However, the implementation of blockchain will require mass adoption since it can only exist in a peer-to-peer network. The head of each chain must open participation to others who will become dependent on the chain’s success and contribute toward it. Successful blockchains must also serve a wide range of applications and offer open Toolkits, SDKs, test chains, and currencies that allow broad implementation of new applications. They also need to accommodate open identity standards, such as decentralized identity, data item description (DID) documents, and verifiable claims. Additionally, they should quickly acknowledge problems transparently, using a hard form if necessary (e.g., the Ethereum ETH and ETC fork in early 2016).

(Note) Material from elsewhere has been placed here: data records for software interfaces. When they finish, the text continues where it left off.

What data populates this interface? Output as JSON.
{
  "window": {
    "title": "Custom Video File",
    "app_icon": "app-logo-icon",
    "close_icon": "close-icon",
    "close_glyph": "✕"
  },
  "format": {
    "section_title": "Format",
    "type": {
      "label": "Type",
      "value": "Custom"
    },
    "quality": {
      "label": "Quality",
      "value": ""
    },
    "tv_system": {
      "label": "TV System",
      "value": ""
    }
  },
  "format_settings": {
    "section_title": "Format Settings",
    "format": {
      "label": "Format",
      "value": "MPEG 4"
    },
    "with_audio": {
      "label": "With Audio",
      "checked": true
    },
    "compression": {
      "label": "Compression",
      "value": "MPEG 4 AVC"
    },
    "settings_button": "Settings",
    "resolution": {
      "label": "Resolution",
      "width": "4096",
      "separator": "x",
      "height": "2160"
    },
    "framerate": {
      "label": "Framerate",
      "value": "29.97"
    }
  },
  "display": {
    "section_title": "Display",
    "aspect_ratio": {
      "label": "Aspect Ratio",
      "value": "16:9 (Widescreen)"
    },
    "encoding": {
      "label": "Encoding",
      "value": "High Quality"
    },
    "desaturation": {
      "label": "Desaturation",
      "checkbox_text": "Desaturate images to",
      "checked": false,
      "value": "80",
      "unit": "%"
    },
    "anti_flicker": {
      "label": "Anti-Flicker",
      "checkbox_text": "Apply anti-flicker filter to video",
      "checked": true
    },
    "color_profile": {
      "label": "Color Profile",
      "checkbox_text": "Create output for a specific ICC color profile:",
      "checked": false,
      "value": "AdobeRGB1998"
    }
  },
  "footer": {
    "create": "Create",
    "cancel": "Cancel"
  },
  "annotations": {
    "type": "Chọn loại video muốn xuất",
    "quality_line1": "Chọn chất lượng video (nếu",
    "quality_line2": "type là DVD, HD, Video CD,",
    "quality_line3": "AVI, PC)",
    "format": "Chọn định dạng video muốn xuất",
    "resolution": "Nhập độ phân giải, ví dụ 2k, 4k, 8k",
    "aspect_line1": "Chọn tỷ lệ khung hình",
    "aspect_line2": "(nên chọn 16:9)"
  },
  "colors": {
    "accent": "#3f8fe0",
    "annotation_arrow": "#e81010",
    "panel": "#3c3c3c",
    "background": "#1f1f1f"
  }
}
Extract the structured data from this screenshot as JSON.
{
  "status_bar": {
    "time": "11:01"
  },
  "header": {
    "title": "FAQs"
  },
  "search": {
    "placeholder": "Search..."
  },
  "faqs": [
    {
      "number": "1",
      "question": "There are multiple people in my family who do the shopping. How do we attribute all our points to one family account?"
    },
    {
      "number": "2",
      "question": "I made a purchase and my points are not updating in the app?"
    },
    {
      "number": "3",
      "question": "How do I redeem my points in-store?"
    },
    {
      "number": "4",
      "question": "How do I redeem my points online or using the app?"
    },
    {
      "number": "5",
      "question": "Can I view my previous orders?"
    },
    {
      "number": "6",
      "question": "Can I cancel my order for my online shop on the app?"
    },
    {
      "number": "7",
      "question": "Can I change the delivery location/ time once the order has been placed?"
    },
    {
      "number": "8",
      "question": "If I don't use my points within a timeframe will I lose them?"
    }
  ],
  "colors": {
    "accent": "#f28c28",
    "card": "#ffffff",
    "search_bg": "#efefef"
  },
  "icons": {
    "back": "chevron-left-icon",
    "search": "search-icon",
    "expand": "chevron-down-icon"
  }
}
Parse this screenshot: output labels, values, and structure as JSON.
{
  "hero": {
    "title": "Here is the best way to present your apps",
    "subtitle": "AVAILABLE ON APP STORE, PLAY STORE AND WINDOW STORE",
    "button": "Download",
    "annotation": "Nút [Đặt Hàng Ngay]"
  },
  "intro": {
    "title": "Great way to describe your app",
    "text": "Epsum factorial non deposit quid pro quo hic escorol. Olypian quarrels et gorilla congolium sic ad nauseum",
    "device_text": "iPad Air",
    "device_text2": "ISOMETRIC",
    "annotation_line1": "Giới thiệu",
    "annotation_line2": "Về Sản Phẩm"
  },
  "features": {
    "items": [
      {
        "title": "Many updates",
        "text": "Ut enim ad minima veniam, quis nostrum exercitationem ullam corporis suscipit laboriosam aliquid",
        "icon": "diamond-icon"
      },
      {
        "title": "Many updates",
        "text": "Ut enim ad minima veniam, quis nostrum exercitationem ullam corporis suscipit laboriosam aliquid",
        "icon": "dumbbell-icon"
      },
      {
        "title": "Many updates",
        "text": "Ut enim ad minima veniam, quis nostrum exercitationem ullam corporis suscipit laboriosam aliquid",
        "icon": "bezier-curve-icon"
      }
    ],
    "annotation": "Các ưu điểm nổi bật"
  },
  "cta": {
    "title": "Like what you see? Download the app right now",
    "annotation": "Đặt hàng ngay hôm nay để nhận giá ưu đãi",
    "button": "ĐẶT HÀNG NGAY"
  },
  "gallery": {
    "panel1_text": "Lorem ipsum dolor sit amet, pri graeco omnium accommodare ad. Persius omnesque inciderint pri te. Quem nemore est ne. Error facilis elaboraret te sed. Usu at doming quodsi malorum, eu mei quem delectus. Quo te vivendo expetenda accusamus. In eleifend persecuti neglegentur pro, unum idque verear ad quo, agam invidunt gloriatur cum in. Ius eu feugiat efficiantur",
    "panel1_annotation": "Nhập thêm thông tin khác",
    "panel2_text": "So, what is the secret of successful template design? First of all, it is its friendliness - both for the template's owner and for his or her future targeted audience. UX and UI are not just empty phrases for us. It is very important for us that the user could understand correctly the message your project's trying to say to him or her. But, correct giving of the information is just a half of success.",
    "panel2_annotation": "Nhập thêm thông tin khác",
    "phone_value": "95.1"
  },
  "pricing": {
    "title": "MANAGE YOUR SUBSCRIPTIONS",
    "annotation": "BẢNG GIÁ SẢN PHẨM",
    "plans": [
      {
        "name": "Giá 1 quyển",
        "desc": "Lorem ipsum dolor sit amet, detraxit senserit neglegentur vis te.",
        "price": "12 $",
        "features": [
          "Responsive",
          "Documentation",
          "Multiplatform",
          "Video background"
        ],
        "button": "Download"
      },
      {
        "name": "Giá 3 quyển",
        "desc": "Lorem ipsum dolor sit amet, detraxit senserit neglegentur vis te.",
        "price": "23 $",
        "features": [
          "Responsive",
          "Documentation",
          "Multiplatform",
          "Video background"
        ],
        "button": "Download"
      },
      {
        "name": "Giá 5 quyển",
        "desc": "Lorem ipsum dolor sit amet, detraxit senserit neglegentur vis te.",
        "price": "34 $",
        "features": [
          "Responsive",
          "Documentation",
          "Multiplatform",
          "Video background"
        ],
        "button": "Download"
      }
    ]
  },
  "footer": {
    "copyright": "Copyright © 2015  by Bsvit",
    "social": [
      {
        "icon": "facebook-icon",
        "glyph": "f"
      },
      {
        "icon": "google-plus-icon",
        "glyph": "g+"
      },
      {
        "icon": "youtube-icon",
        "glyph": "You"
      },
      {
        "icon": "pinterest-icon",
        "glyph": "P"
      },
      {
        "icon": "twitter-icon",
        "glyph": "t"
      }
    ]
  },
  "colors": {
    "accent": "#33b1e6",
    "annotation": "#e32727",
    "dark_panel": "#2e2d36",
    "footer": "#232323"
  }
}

While it’s a slow start, financial institutions are starting to see the benefit of blockchains. With the technology still in its beginning stages, financial executives will need to consider open identity standards that encourage interoperability of claims across chains, allowing users to take full advantage of all blockchain services, SMEs to innovate quickly, and existing institutions to migrate services easily across chains. We anticipate services and other revenue opportunities to follow in the future as users demand new ways to leverage their digital identities in the blockchain market.